On October 1, 1979, four State Department officials filed a "Dissent Channel" memorandum pressing for a U.S. policy to "force Pinochet to step down" from power because of his role in the September 21, 1976, car-bomb assassination of former Chilean ambassador Orlando Letelier and his colleague, Ronni Moffitt, in Washington D.C. The officials-their names are redacted but their titles were declassified--challenged the policy promoted by the State Department's Bureau of American Republic Affairs (ARA) to "entrust the matter" to the Chilean military courts. Those tribunals, according to the dissenters, had "a record of farce and injustice" since the 1973 coup. Relying on the Chilean courts to judge the regime, as they wrote, would only "accommodate the defiance of Pinochet" who, they argued, likely "ordered the assassination of Letelier and others." The U.S. government had no "vital interests" in Chile, they asserted, more important than standing up to an act of international terrorism in Washington D.C. "Failure of the U.S. to react to this outrage and defiance of our law and power can only bring us into contempt in Chile and elsewhere. Others would not be discouraged from officially-sponsored terrorist acts in our country by governments trying to suppress opposition in exile communities," they wrote. The dissent memorandum outlined a new, forceful, policy approach that included: publicly identifying General Pinochet and his secret police, DINA, as responsible for the Letelier-Moffitt murders; withdrawal of the U.S. ambassador in protest; and forceful pressure on the Chilean military to oust Pinochet and replace him with "more responsible (albeit military) leadership."
State Department Virtual Reading Room
This document is an official "receipt" of the Dissent Channel memorandum. Paul Kreisberg, Acting Director of State's Policy Planning Staff, commends the authors for their "thoughtful" memo, which he notes will be copied and distributed as far up as the Secretary of State. Kreisberg advises that a formal response is being coordinated by a member of the Policy Planning staff, Richard Feinberg. (The response, however, has not yet been located in the State Department archives.)
Clinton Administration Chile Declassification Project
In a confidential memorandum to National Security Advisor Zbigniew Brzezinski, his deputy for Latin America, Robert Pastor, advises on how the Carter administration should determine a response to the Pinochet regime's obstruction of justice and lack of cooperation in the Letelier-Moffitt assassinations. Pastor appears hostile to the State Department's position that U.S. policy should hold Pinochet accountable for an act of terrorism in Washington D.C. "I have never been comfortable with the way State has handled the Letelier case," he reports. "I have been unable to comprehend the transformation of the U.S. from government to prosecutor to judge, which is where we currently are." But he is equally critical of Secretary of Defense Harold Brown's argument that military-to-military relations with the Pinochet regime should not be affected by any sanctions. Pastor advises that the U.S. government should determine what evidence exists on the regime's role in the car-bombing and what the U.S. policy objectives are in imposing sanctions on the military government.
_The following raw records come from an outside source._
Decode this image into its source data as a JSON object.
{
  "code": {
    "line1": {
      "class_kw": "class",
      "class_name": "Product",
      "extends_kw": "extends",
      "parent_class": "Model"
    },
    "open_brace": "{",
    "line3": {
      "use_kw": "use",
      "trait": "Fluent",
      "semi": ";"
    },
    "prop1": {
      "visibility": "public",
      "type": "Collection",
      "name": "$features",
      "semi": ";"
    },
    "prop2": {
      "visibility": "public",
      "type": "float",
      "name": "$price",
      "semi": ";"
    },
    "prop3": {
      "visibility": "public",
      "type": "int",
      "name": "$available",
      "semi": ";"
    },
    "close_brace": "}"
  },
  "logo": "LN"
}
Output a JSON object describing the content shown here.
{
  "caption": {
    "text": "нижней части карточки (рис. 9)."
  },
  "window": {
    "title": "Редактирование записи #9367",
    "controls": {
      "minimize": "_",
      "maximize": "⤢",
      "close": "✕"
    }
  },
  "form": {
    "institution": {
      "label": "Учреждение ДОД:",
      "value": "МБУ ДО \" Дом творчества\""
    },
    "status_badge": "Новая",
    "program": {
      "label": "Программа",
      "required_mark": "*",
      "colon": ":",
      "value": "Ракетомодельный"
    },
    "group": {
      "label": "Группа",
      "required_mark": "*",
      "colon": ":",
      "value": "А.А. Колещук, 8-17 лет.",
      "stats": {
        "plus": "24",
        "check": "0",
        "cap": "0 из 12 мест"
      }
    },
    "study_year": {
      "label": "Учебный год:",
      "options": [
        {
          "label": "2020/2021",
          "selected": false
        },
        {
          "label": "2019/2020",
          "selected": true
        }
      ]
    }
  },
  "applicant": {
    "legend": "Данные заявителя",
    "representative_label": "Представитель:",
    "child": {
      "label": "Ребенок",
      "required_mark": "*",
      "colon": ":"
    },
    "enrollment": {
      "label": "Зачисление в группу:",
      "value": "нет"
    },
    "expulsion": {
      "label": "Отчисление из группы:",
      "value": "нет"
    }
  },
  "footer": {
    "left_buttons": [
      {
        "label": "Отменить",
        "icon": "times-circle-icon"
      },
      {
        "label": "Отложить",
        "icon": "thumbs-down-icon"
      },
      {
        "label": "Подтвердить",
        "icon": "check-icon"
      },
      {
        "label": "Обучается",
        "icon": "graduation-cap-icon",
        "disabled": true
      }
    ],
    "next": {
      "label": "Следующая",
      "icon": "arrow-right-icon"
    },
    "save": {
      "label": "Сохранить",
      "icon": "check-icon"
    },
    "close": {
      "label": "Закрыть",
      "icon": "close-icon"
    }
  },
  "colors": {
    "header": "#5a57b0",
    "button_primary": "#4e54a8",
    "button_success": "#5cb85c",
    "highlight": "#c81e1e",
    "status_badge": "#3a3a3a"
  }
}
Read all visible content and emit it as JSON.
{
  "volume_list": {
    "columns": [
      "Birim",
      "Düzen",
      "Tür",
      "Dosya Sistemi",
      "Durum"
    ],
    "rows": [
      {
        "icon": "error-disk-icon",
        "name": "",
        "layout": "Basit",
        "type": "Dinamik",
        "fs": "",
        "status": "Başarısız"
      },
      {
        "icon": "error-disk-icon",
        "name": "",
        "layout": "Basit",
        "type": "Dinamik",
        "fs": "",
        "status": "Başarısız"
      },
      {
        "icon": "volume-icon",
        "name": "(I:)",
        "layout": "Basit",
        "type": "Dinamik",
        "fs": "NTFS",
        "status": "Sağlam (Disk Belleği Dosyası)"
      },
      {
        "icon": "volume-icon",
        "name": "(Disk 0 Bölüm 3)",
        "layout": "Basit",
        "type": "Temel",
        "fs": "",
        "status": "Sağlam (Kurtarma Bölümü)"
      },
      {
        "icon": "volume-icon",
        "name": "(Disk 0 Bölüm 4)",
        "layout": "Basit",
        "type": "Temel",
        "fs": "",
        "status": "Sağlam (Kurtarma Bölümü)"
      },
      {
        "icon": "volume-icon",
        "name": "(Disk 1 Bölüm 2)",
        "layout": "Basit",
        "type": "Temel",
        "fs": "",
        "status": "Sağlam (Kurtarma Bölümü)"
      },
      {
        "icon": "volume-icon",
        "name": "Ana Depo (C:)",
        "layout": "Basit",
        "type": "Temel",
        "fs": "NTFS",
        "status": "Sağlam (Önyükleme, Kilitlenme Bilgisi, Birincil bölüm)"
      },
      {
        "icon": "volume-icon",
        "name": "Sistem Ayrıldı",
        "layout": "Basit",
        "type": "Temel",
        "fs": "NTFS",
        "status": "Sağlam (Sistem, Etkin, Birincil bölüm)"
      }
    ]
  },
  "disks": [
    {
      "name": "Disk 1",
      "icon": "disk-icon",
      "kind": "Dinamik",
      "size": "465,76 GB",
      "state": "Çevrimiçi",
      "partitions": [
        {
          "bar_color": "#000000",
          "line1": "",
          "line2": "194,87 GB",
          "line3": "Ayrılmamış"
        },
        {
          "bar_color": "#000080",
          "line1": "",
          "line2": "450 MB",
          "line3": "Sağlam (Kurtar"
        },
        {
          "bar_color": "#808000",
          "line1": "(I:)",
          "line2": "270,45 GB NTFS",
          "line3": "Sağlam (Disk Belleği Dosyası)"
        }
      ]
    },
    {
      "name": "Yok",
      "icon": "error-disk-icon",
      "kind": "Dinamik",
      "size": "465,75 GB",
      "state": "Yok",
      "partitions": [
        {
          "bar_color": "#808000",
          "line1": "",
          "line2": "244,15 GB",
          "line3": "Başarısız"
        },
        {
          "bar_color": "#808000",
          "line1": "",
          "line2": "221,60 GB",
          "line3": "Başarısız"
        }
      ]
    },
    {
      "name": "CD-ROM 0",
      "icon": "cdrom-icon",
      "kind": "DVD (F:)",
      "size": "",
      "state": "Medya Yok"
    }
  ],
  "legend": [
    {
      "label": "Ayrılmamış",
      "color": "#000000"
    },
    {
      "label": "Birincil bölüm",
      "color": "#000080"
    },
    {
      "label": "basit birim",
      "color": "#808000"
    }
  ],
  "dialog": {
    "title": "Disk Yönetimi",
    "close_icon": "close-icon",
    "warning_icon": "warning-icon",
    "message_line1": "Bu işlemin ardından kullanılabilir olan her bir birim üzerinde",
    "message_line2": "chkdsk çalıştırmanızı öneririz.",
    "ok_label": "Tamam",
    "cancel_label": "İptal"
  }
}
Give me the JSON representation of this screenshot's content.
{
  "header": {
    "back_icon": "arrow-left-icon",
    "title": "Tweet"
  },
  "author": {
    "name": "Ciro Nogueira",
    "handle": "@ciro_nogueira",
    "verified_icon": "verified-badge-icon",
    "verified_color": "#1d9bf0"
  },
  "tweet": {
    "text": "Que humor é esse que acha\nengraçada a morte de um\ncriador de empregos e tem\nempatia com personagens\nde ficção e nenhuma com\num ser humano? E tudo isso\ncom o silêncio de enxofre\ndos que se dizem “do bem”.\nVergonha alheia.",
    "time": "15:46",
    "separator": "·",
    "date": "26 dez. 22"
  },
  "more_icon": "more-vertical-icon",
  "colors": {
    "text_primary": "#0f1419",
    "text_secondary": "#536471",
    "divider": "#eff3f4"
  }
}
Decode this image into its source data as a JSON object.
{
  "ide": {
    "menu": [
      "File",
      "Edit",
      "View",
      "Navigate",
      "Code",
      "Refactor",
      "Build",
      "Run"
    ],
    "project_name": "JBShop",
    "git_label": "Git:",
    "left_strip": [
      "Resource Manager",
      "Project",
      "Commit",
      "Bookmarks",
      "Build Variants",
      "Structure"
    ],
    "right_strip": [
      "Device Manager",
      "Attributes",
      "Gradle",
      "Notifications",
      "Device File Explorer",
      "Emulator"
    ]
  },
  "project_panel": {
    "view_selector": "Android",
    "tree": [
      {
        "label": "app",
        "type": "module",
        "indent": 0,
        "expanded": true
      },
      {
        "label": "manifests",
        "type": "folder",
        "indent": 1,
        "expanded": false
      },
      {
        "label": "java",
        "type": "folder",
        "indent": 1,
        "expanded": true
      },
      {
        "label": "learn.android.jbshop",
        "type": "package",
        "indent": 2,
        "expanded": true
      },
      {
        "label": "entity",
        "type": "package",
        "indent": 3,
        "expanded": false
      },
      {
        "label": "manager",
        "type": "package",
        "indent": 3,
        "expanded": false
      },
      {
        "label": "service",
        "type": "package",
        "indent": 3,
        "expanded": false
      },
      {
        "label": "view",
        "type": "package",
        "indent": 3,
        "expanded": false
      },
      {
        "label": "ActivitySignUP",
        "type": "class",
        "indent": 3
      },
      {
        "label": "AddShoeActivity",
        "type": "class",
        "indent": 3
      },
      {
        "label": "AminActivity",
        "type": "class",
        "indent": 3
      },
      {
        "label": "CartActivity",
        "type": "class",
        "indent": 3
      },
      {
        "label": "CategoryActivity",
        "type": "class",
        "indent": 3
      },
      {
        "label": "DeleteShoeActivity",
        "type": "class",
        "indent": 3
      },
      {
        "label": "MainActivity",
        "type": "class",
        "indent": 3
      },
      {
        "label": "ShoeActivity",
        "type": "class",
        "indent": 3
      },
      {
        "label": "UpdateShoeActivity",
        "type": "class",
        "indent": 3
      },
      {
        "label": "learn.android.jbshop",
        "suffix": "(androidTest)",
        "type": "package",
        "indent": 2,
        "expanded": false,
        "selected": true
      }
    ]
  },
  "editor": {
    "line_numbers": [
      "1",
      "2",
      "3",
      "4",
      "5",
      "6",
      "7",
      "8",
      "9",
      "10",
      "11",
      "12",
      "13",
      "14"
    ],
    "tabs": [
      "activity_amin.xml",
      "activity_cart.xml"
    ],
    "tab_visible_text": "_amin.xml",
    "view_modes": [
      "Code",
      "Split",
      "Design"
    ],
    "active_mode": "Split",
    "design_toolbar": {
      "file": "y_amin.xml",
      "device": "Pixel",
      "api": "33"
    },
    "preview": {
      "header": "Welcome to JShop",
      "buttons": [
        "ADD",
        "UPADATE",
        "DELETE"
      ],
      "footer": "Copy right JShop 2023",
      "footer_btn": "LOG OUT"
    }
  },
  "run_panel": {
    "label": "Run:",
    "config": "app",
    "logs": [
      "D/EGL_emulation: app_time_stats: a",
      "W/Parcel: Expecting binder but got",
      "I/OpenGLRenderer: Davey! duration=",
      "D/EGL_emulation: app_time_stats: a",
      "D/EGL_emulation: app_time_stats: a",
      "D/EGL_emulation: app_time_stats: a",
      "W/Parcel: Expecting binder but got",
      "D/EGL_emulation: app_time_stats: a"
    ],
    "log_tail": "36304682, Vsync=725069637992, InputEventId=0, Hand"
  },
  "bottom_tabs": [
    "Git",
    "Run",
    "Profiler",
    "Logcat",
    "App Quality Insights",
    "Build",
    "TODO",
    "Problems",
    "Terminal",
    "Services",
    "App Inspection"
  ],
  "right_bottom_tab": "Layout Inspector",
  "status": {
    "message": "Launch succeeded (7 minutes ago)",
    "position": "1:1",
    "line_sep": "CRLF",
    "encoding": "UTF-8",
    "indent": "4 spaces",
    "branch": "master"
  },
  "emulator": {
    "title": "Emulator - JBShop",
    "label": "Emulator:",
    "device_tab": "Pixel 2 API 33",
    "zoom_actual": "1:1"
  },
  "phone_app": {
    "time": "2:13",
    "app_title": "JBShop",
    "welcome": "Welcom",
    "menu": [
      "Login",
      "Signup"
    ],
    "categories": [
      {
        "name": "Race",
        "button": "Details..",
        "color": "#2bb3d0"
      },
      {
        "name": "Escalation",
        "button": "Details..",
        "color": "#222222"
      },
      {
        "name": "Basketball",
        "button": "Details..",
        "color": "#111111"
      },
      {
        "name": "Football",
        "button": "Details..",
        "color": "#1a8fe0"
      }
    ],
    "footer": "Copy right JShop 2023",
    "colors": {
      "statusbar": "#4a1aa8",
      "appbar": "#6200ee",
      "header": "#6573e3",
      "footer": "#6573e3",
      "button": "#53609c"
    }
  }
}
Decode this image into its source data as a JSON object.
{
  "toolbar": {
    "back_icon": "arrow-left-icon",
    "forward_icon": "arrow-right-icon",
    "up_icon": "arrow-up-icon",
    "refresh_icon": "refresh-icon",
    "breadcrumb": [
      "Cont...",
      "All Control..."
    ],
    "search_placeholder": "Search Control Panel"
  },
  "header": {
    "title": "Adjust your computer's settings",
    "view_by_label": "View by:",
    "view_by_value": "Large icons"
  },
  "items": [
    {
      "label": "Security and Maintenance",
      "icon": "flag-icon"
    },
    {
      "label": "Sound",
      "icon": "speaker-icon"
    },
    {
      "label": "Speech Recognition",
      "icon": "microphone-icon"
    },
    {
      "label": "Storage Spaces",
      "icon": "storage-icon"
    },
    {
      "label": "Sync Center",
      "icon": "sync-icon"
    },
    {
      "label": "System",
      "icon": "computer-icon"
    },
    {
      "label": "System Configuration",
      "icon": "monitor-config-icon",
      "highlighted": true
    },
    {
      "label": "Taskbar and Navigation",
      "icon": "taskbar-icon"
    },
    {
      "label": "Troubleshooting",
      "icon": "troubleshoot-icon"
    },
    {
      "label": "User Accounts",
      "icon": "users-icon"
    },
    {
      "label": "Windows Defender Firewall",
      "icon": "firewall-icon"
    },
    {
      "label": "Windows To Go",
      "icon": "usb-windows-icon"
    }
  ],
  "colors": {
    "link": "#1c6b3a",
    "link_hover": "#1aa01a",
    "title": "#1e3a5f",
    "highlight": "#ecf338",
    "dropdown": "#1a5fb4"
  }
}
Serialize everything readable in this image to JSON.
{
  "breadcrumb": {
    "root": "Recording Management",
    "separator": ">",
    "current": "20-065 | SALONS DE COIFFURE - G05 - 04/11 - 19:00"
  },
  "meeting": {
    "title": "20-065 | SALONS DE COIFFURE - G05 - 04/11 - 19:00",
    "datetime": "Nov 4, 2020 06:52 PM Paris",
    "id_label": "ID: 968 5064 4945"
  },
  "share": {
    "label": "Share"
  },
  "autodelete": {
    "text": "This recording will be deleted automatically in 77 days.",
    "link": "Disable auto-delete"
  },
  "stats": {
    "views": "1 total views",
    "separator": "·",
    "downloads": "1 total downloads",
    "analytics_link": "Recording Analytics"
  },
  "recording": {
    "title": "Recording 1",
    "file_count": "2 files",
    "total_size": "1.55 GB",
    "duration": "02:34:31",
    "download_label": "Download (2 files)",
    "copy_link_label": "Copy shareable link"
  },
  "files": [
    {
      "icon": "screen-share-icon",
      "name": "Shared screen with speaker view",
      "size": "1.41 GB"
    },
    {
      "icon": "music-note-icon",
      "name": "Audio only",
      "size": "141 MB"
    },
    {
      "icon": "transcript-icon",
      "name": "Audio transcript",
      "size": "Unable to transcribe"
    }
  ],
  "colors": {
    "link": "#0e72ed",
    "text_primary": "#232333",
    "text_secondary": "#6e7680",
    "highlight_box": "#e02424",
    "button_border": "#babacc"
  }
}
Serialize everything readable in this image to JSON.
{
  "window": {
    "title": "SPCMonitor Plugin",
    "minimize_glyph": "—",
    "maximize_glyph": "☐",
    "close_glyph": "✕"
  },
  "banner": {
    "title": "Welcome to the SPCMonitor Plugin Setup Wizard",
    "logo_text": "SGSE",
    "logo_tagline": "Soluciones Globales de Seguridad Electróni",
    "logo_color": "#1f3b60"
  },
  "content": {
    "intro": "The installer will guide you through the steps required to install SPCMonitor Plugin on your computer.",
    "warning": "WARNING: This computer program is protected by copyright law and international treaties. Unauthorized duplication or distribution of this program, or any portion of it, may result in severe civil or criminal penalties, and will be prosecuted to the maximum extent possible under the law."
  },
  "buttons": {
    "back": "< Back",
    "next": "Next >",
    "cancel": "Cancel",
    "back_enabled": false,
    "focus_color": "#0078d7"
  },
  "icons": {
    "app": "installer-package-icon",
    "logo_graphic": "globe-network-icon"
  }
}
Clinton Administration Chile Declassification Project
After intense debate within the Carter White House about how to respond to the Pinochet regime’s cover-up of the Letelier-Moffitt car-bombing, National Security Advisor Brzezinski conveys President Carter’s decision to Secretary of State Cyrus Vance. The argument of the Dissent Channel authors to hold Pinochet responsible for the atrocity in Washington D.C. is rejected in favor of a mild set of sanctions that include a small reduction of embassy staff, suspension of joint military naval exercises, and an official U.S. statement of disapproval for the regime’s failure to properly investigate the act of terrorism.